=== AVAILABLE RECORDS ===
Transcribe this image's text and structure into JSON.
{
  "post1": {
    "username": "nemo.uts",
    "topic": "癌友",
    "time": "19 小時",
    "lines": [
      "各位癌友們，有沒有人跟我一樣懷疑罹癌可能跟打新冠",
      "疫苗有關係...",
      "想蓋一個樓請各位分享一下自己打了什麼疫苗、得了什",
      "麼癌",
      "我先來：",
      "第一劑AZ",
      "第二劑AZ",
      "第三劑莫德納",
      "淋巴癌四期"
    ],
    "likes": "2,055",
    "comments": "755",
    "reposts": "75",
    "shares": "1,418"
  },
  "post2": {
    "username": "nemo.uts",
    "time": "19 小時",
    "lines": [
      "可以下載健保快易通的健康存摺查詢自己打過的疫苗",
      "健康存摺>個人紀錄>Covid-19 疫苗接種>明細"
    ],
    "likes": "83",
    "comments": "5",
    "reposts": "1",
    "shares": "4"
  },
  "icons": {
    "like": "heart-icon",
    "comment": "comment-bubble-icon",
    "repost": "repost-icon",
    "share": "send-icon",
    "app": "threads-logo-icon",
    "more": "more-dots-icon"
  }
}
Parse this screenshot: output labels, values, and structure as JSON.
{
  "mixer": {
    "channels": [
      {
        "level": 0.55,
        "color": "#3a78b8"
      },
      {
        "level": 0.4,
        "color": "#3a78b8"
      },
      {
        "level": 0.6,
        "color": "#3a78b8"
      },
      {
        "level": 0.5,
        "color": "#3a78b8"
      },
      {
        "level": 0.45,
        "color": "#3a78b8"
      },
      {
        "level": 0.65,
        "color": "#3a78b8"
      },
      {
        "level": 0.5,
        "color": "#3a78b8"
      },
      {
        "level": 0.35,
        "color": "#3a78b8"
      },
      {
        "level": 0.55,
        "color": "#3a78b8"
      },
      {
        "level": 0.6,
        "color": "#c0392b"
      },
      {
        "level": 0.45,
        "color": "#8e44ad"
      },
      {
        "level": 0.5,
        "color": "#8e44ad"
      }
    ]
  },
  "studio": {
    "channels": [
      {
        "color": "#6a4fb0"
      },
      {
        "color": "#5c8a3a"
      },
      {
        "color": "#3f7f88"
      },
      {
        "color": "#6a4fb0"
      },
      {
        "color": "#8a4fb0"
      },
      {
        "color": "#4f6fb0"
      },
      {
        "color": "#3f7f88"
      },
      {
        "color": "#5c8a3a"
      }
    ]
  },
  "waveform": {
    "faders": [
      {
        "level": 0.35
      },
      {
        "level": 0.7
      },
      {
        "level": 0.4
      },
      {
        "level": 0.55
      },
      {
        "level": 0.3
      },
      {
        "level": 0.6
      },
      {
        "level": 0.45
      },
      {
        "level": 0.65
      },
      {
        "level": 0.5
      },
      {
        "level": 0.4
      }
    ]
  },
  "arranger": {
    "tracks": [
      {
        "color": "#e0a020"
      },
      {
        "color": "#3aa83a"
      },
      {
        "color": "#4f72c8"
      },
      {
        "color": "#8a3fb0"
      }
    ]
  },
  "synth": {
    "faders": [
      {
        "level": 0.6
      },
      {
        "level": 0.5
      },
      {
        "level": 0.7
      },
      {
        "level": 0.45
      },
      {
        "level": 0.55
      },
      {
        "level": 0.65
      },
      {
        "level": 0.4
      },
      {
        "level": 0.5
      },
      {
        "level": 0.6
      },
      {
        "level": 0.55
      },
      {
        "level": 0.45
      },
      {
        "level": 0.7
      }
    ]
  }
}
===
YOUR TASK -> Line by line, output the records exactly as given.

EXERCISE OUTPUT ->
Transcribe this image's text and structure into JSON.
{
  "post1": {
    "username": "nemo.uts",
    "topic": "癌友",
    "time": "19 小時",
    "lines": [
      "各位癌友們，有沒有人跟我一樣懷疑罹癌可能跟打新冠",
      "疫苗有關係...",
      "想蓋一個樓請各位分享一下自己打了什麼疫苗、得了什",
      "麼癌",
      "我先來：",
      "第一劑AZ",
      "第二劑AZ",
      "第三劑莫德納",
      "淋巴癌四期"
    ],
    "likes": "2,055",
    "comments": "755",
    "reposts": "75",
    "shares": "1,418"
  },
  "post2": {
    "username": "nemo.uts",
    "time": "19 小時",
    "lines": [
      "可以下載健保快易通的健康存摺查詢自己打過的疫苗",
      "健康存摺>個人紀錄>Covid-19 疫苗接種>明細"
    ],
    "likes": "83",
    "comments": "5",
    "reposts": "1",
    "shares": "4"
  },
  "icons": {
    "like": "heart-icon",
    "comment": "comment-bubble-icon",
    "repost": "repost-icon",
    "share": "send-icon",
    "app": "threads-logo-icon",
    "more": "more-dots-icon"
  }
}
Parse this screenshot: output labels, values, and structure as JSON.
{
  "mixer": {
    "channels": [
      {
        "level": 0.55,
        "color": "#3a78b8"
      },
      {
        "level": 0.4,
        "color": "#3a78b8"
      },
      {
        "level": 0.6,
        "color": "#3a78b8"
      },
      {
        "level": 0.5,
        "color": "#3a78b8"
      },
      {
        "level": 0.45,
        "color": "#3a78b8"
      },
      {
        "level": 0.65,
        "color": "#3a78b8"
      },
      {
        "level": 0.5,
        "color": "#3a78b8"
      },
      {
        "level": 0.35,
        "color": "#3a78b8"
      },
      {
        "level": 0.55,
        "color": "#3a78b8"
      },
      {
        "level": 0.6,
        "color": "#c0392b"
      },
      {
        "level": 0.45,
        "color": "#8e44ad"
      },
      {
        "level": 0.5,
        "color": "#8e44ad"
      }
    ]
  },
  "studio": {
    "channels": [
      {
        "color": "#6a4fb0"
      },
      {
        "color": "#5c8a3a"
      },
      {
        "color": "#3f7f88"
      },
      {
        "color": "#6a4fb0"
      },
      {
        "color": "#8a4fb0"
      },
      {
        "color": "#4f6fb0"
      },
      {
        "color": "#3f7f88"
      },
      {
        "color": "#5c8a3a"
      }
    ]
  },
  "waveform": {
    "faders": [
      {
        "level": 0.35
      },
      {
        "level": 0.7
      },
      {
        "level": 0.4
      },
      {
        "level": 0.55
      },
      {
        "level": 0.3
      },
      {
        "level": 0.6
      },
      {
        "level": 0.45
      },
      {
        "level": 0.65
      },
      {
        "level": 0.5
      },
      {
        "level": 0.4
      }
    ]
  },
  "arranger": {
    "tracks": [
      {
        "color": "#e0a020"
      },
      {
        "color": "#3aa83a"
      },
      {
        "color": "#4f72c8"
      },
      {
        "color": "#8a3fb0"
      }
    ]
  },
  "synth": {
    "faders": [
      {
        "level": 0.6
      },
      {
        "level": 0.5
      },
      {
        "level": 0.7
      },
      {
        "level": 0.45
      },
      {
        "level": 0.55
      },
      {
        "level": 0.65
      },
      {
        "level": 0.4
      },
      {
        "level": 0.5
      },
      {
        "level": 0.6
      },
      {
        "level": 0.55
      },
      {
        "level": 0.45
      },
      {
        "level": 0.7
      }
    ]
  }
}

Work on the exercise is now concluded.